Work order »
Wherever the string "label" appears in the records, return the line that holds it.

Web page and app entries
····················

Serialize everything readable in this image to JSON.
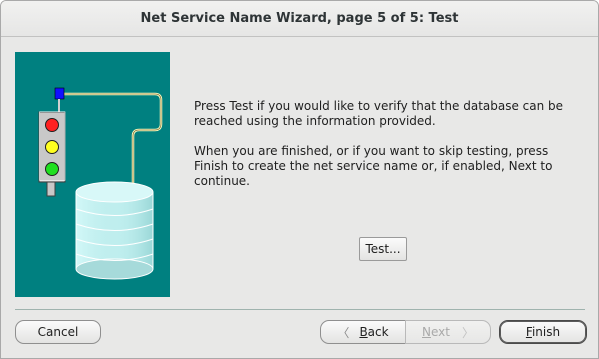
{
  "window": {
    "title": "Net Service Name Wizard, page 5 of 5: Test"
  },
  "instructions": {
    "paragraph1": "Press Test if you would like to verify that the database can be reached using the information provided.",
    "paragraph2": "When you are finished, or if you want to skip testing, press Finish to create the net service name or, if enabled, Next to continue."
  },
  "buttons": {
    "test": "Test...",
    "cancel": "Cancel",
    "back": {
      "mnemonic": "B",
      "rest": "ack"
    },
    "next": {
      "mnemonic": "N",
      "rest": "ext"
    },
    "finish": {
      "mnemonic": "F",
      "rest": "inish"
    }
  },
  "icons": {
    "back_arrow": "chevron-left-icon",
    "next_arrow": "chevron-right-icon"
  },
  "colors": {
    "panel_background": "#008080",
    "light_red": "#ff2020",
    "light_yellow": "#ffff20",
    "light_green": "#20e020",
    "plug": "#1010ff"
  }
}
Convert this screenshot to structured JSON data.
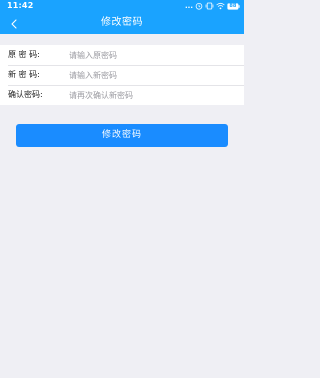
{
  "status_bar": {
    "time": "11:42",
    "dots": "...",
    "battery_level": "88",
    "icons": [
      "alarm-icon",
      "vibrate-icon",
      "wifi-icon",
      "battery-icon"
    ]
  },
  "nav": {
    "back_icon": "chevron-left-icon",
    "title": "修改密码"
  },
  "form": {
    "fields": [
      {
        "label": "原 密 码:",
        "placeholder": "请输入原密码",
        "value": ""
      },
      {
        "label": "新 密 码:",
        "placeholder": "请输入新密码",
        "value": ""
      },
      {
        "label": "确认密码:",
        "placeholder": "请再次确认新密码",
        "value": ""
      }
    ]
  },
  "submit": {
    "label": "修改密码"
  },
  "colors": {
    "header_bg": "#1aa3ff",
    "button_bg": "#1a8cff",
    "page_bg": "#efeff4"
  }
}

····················

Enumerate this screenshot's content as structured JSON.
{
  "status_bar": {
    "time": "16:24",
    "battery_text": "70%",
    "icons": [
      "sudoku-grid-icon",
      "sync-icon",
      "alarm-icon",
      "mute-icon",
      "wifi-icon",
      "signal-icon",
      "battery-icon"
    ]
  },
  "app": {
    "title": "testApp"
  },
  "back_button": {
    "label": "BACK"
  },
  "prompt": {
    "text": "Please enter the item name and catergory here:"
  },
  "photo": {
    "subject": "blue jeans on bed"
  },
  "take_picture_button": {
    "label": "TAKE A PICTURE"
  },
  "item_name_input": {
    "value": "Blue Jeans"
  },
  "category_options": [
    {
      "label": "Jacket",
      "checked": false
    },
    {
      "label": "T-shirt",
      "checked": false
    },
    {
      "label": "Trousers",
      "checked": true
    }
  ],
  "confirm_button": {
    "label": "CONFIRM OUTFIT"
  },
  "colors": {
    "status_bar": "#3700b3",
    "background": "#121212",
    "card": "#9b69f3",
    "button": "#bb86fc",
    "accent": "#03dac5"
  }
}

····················

Answer to the problem »
        "label": "原 密 码:",
        "label": "新 密 码:",
        "label": "确认密码:",
    "label": "修改密码"
    "label": "BACK"
    "label": "TAKE A PICTURE"
      "label": "Jacket",
      "label": "T-shirt",
      "label": "Trousers",
    "label": "CONFIRM OUTFIT"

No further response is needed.